The case is just one example of a broader trend of investment ties between Canadian lawmakers or their families, and the oil and gas industry.
In November last year, Wilkinson congratulated Enbridge for partaking in a federal government grant program to retrofit homes for energy efficiency. And during a June meeting involving a manager at Shell, Wilkinson was urged by his ministerial briefing note to “recognize the great leadership” of the multinational company headquartered in the United Kingdom for helping build electric vehicle charging stations.

Before Wilkinson presented the Enbridge grant program and met with a representative from Shell, he had already listed both companies in his public ethics disclosures, as investments made by his spouse.

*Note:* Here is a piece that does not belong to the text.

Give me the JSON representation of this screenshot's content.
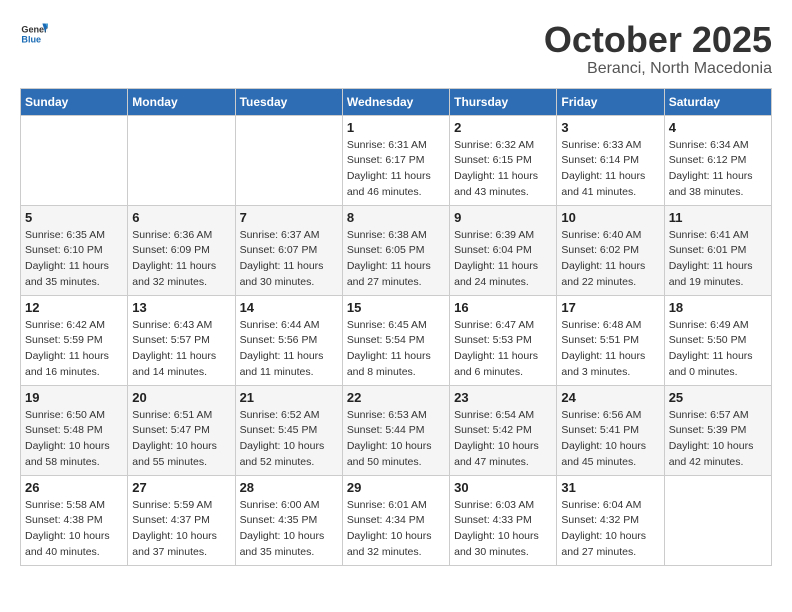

An investigation by The Narwhal and the Investigative Journalism Foundation found 30 MPs or their spouses took advantage of these rules between 2020 and 2022 to include oil and gas stocks in their portfolios.

All told, the company that MPs or their spouses made the most investments in during this period was Enbridge, which was listed in 18 ethics disclosures.

Fortis, a utility company that distributes natural gas and electricity, had 11 investments, as did TC Energy, the company behind the Coastal GasLink pipeline. Oilsands company Suncor had seven investments, while Pembina Pipeline had six.

Very interesting information. Kudos!

I wonder if anyone half an hour of online research (start with recent IEA reports) cared to advise Wilkinson et al that these investments have a leaky fuel tank? Demand destruction in oil and gas will be the financial story in little more than six years.

The ducks have aligned, the writing is on the wall.